Insanity is exhibited as the narrator of the poem imagines a raven entering his room in December at midnight. This lapse of mental control may be the result despair he may have for the lost of his love, Lenore, the sight of the raven, and the landscape that the poem is set in. Contrary to the argument, the act of the speaker imagining a bird and speaking to it may not be a display of insanity. In the beginning of the poem the speaker is stirred in his sleep by the sound of knocking on his door.
Our unnamed protagonist, a scholar, sits in his study on a bleak winter night. Poe himself was no stranger to loss: Poe conveys the devastating psychological aftermath of such loss through the use of his tools as a poet.
To this end, a poem should be brief, offer beauty instead of morals, and should be musical. As Poe attests in his essay, he was not struck by a sudden inspiration to pen an account of lost love.
The sounds and words make it clear that Poe wrote the poem with his ear and sought to produce beauty in it through the handling of rhyme and meter.
Once upon a midnight dreary, while I pondered, weak and weary, Over many a quaint and curious volume of forgotten lore, While I nodded, nearly napping, suddenly there came a tapping, As of some one gently rapping, rapping at my chamber door. Put plainly, each line contains eight beats; each beat consists of two syllables—the first one stressed, the second unstressed.
The octameter line really operates as two lines of tetrameter put together.
Try reading the first two lines out loud, making sure to emphasize the stressed syllables: Once upon a midnight dreary, while I pondered, weak and weary, Over many a quaint and curious volume of forgotten lore, The first line contains all 16 syllables of the octameter line, including a final unstressed syllable.
The restless meter carries us from line to line and then comes to a sudden halt.
The effect is like sprinting over a cliff to find yourself suddenly suspended, unsupported, and seeking the next line.
The lines are full of instances of rich assonance, consonance, and internal rhyme. Consider the final stanza: Pay attention to the r, l, m, n, and s sounds. The reader finds her teeth and tongue forming the same shapes again and again.
So what are we to make of all this music? In a sense, it means little to our understanding the poem but nevertheless gives us pleasure. Poe envelops us in his language because it is beautiful, and that is enough.
It is up for debate whether melancholy serves as a portal into beauty, as Poe suggests in his essays, or vice versa. Literary Essays of Ezra Pound.• The illustrated version and text-only version of the full poem No poem has ever received the kind of immediate and overwhelming response that Poe's "The Raven" did when it first appeared in the New York Evening Mirror on January 29, /5(K).
Poe, a great 19th-century American author, was born on Jan 19, , in Boston, Mass. Both his parents died when Poe was two years old, and he was taken into the home of John Allan, a wealthy tobacco exporter of Richmond, Va.
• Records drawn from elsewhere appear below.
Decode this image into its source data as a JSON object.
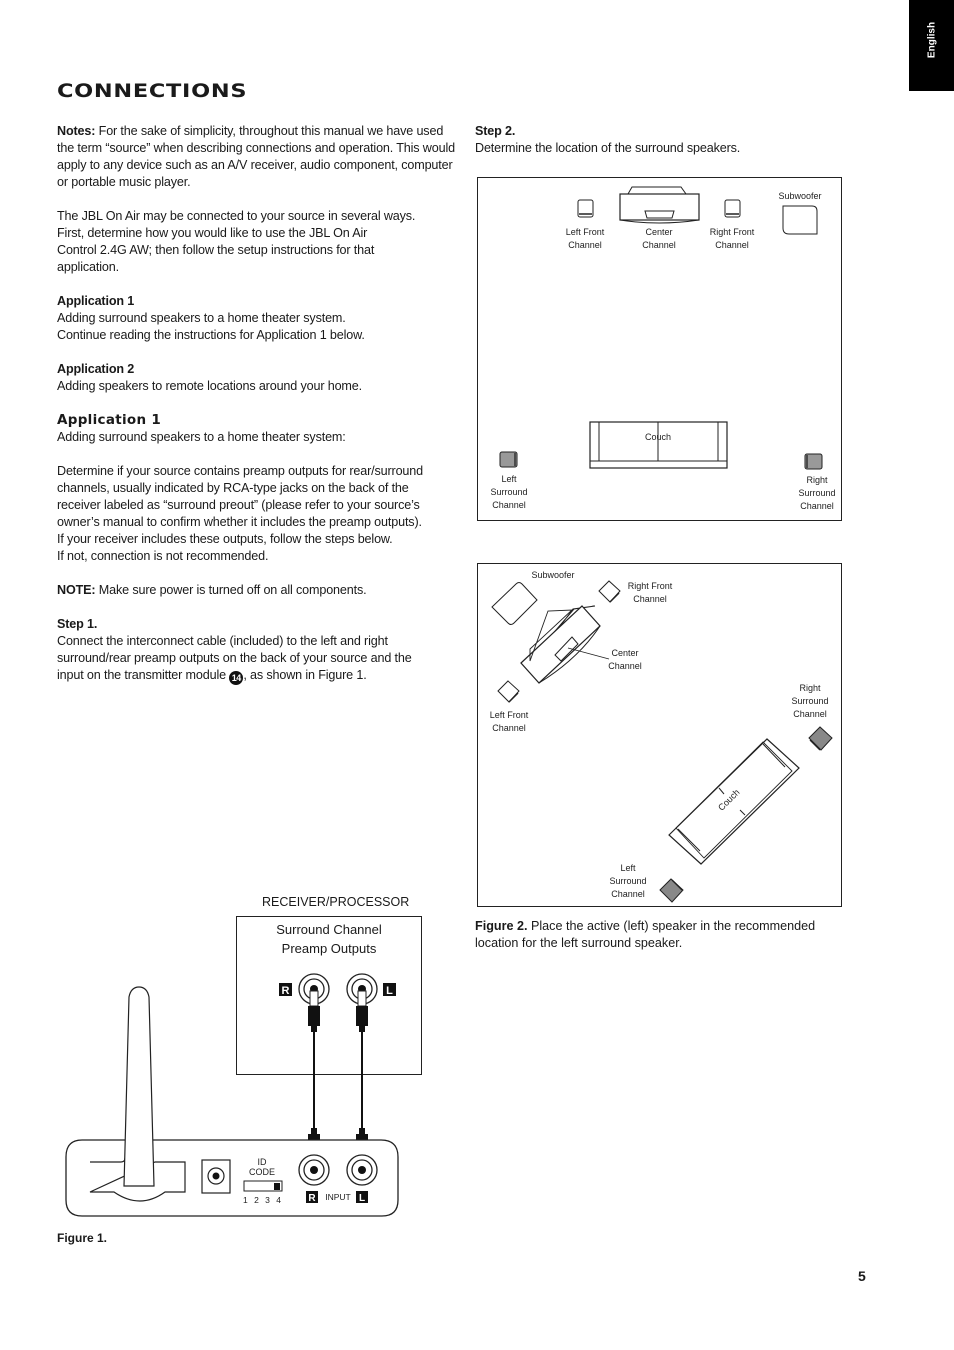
{
  "language_tab": "English",
  "page_title": "CONNECTIONS",
  "left_column": {
    "notes": {
      "label": "Notes:",
      "text": " For the sake of simplicity, throughout this manual we have used the term “source” when describing connections and operation. This would apply to any device such as an A/V receiver, audio component, computer or portable music player."
    },
    "intro_lines": [
      "The JBL On Air may be connected to your source in several ways.",
      "First, determine how you would like to use the JBL On Air",
      "Control 2.4G AW; then follow the setup instructions for that",
      "application."
    ],
    "application1_summary": {
      "heading": "Application 1",
      "lines": [
        "Adding surround speakers to a home theater system.",
        "Continue reading the instructions for Application 1 below."
      ]
    },
    "application2_summary": {
      "heading": "Application 2",
      "lines": [
        "Adding speakers to remote locations around your home."
      ]
    },
    "application1_section": {
      "heading": "Application 1",
      "subtitle": "Adding surround speakers to a home theater system:",
      "lines": [
        "Determine if your source contains preamp outputs for rear/surround",
        "channels, usually indicated by RCA-type jacks on the back of the",
        "receiver labeled as “surround preout” (please refer to your source’s",
        "owner’s manual to confirm whether it includes the preamp outputs).",
        "If your receiver includes these outputs, follow the steps below.",
        "If not, connection is not recommended."
      ]
    },
    "note": {
      "label": "NOTE:",
      "text": " Make sure power is turned off on all components."
    },
    "step1": {
      "heading": "Step 1.",
      "lines": [
        "Connect the interconnect cable (included) to the left and right",
        "surround/rear preamp outputs on the back of your source and the"
      ],
      "last_line_before": "input on the transmitter module ",
      "callout_number": "14",
      "last_line_after": ", as shown in Figure 1."
    }
  },
  "right_column": {
    "step2": {
      "heading": "Step 2.",
      "text": "Determine the location of the surround speakers."
    }
  },
  "figure2_top": {
    "labels": {
      "left_front": [
        "Left Front",
        "Channel"
      ],
      "center": [
        "Center",
        "Channel"
      ],
      "right_front": [
        "Right Front",
        "Channel"
      ],
      "subwoofer": "Subwoofer",
      "couch": "Couch",
      "left_surround": [
        "Left",
        "Surround",
        "Channel"
      ],
      "right_surround": [
        "Right",
        "Surround",
        "Channel"
      ]
    }
  },
  "figure2_bottom": {
    "labels": {
      "subwoofer": "Subwoofer",
      "right_front": [
        "Right Front",
        "Channel"
      ],
      "center": [
        "Center",
        "Channel"
      ],
      "left_front": [
        "Left Front",
        "Channel"
      ],
      "right_surround": [
        "Right",
        "Surround",
        "Channel"
      ],
      "couch": "Couch",
      "left_surround": [
        "Left",
        "Surround",
        "Channel"
      ]
    }
  },
  "figure2_caption": {
    "label": "Figure 2.",
    "text": " Place the active (left) speaker in the recommended location for the left surround speaker."
  },
  "figure1": {
    "receiver_label": "RECEIVER/PROCESSOR",
    "receiver_title": [
      "Surround Channel",
      "Preamp Outputs"
    ],
    "jack_r": "R",
    "jack_l": "L",
    "id_code": [
      "ID",
      "CODE"
    ],
    "id_positions": "1 2 3 4",
    "input_label": "INPUT",
    "caption": "Figure 1."
  },
  "page_number": "5"
}
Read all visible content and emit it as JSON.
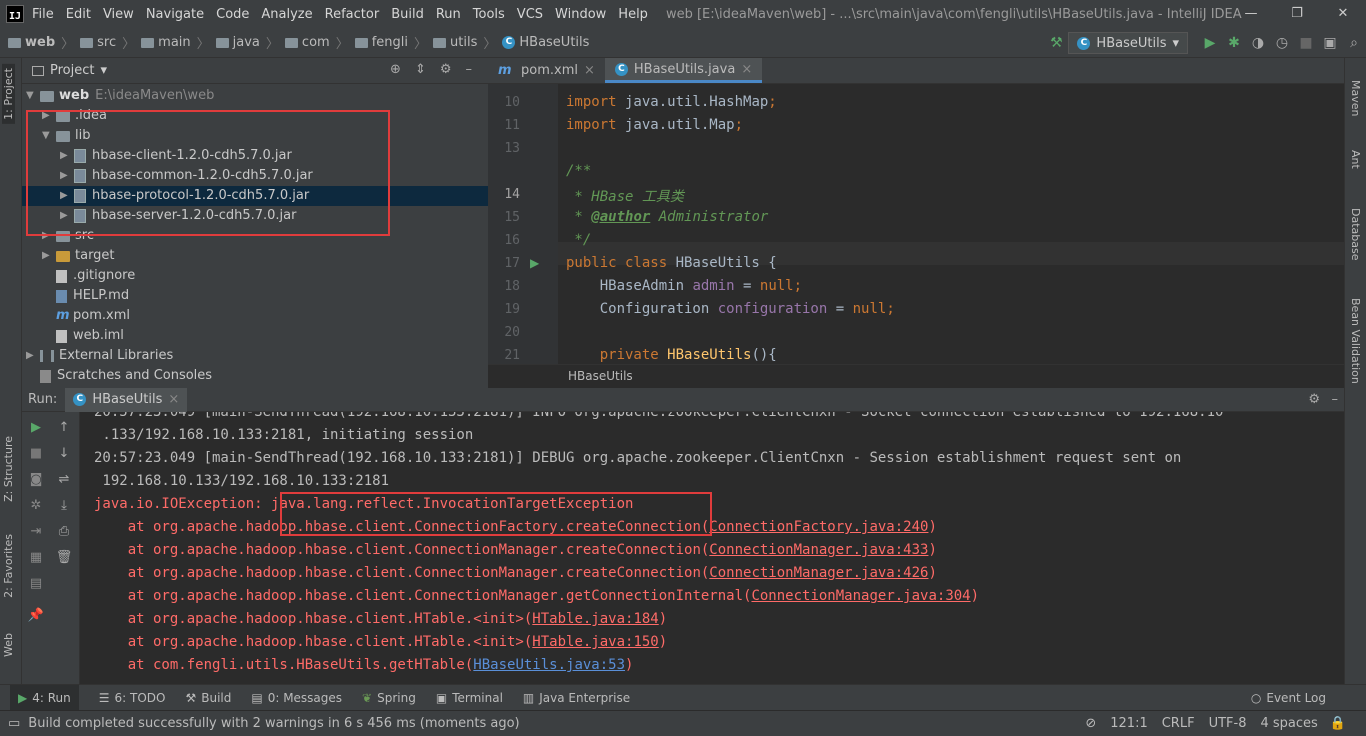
{
  "app": {
    "menus": [
      "File",
      "Edit",
      "View",
      "Navigate",
      "Code",
      "Analyze",
      "Refactor",
      "Build",
      "Run",
      "Tools",
      "VCS",
      "Window",
      "Help"
    ],
    "title": "web [E:\\ideaMaven\\web] - ...\\src\\main\\java\\com\\fengli\\utils\\HBaseUtils.java - IntelliJ IDEA"
  },
  "breadcrumb": [
    "web",
    "src",
    "main",
    "java",
    "com",
    "fengli",
    "utils",
    "HBaseUtils"
  ],
  "run_config": "HBaseUtils",
  "left_strip": {
    "project": "1: Project",
    "structure": "Z: Structure",
    "favorites": "2: Favorites",
    "web": "Web"
  },
  "right_strip": {
    "maven": "Maven",
    "ant": "Ant",
    "database": "Database",
    "bean": "Bean Validation"
  },
  "project": {
    "header": "Project",
    "root": "web",
    "root_path": "E:\\ideaMaven\\web",
    "items": [
      ".idea",
      "lib",
      "hbase-client-1.2.0-cdh5.7.0.jar",
      "hbase-common-1.2.0-cdh5.7.0.jar",
      "hbase-protocol-1.2.0-cdh5.7.0.jar",
      "hbase-server-1.2.0-cdh5.7.0.jar",
      "src",
      "target",
      ".gitignore",
      "HELP.md",
      "pom.xml",
      "web.iml",
      "External Libraries",
      "Scratches and Consoles"
    ]
  },
  "editor": {
    "tabs": [
      "pom.xml",
      "HBaseUtils.java"
    ],
    "line_numbers": [
      "10",
      "11",
      "13",
      "14",
      "15",
      "16",
      "17",
      "18",
      "19",
      "20",
      "21"
    ],
    "crumb": "HBaseUtils",
    "code": {
      "l10a": "import",
      "l10b": " java.util.HashMap",
      "l11a": "import",
      "l11b": " java.util.Map",
      "l14": "/**",
      "l15": " * HBase 工具类",
      "l16a": " * ",
      "l16b": "@author",
      "l16c": " Administrator",
      "l17": " */",
      "l18a": "public class ",
      "l18b": "HBaseUtils {",
      "l19a": "    HBaseAdmin ",
      "l19b": "admin",
      "l19c": " = ",
      "l19d": "null",
      "l20a": "    Configuration ",
      "l20b": "configuration",
      "l20c": " = ",
      "l20d": "null",
      "l21a": "    private ",
      "l21b": "HBaseUtils",
      "l21c": "(){"
    }
  },
  "run": {
    "label": "Run:",
    "tab": "HBaseUtils",
    "lines": {
      "c0": "20:57:23.049 [main-SendThread(192.168.10.133:2181)] INFO org.apache.zookeeper.ClientCnxn - Socket connection established to 192.168.10",
      "c1": " .133/192.168.10.133:2181, initiating session",
      "c2": "20:57:23.049 [main-SendThread(192.168.10.133:2181)] DEBUG org.apache.zookeeper.ClientCnxn - Session establishment request sent on",
      "c3": " 192.168.10.133/192.168.10.133:2181",
      "c4a": "java.io.IOException: ",
      "c4b": "java.lang.reflect.InvocationTargetException",
      "c5a": "    at org.apache.hadoop.hbase.client.ConnectionFactory.createConnection(",
      "c5b": "ConnectionFactory.java:240",
      "c5c": ")",
      "c6a": "    at org.apache.hadoop.hbase.client.ConnectionManager.createConnection(",
      "c6b": "ConnectionManager.java:433",
      "c6c": ")",
      "c7a": "    at org.apache.hadoop.hbase.client.ConnectionManager.createConnection(",
      "c7b": "ConnectionManager.java:426",
      "c7c": ")",
      "c8a": "    at org.apache.hadoop.hbase.client.ConnectionManager.getConnectionInternal(",
      "c8b": "ConnectionManager.java:304",
      "c8c": ")",
      "c9a": "    at org.apache.hadoop.hbase.client.HTable.<init>(",
      "c9b": "HTable.java:184",
      "c9c": ")",
      "c10a": "    at org.apache.hadoop.hbase.client.HTable.<init>(",
      "c10b": "HTable.java:150",
      "c10c": ")",
      "c11a": "    at com.fengli.utils.HBaseUtils.getHTable(",
      "c11b": "HBaseUtils.java:53",
      "c11c": ")"
    }
  },
  "bottom_tabs": [
    "4: Run",
    "6: TODO",
    "Build",
    "0: Messages",
    "Spring",
    "Terminal",
    "Java Enterprise",
    "Event Log"
  ],
  "status": {
    "message": "Build completed successfully with 2 warnings in 6 s 456 ms (moments ago)",
    "position": "121:1",
    "line_sep": "CRLF",
    "encoding": "UTF-8",
    "indent": "4 spaces"
  }
}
THE RAVEN AND OTHER POEMS. THE RAVEN.
ONCE upon a midnight dreary, while I pondered, weak and weary, Over many a quaint and curious volume of forgotten lore, While I nodded, nearly napping, suddenly there came a tapping.
Nov 14, · “The Raven” Edgar Allan Poe American poem of the nineteenth century. The following entry provides criticism of Poe's poem “The Raven” from through The Power of The Raven - The Power of The Raven What is the secret to the power of "The Raven".
The question may be unanswerable, but at least four key elements contribute to the poem's strange authority –compelling narrative structure, darkly evocative atmosphere, hypnotic verbal music, and archetypal symbolism.
Edgar Allan Poe - January 19, – October 7, - was an American writer, editor, and literary critic. Poe is best known for his poetry and short stories, particularly his tales of mystery and the macabre.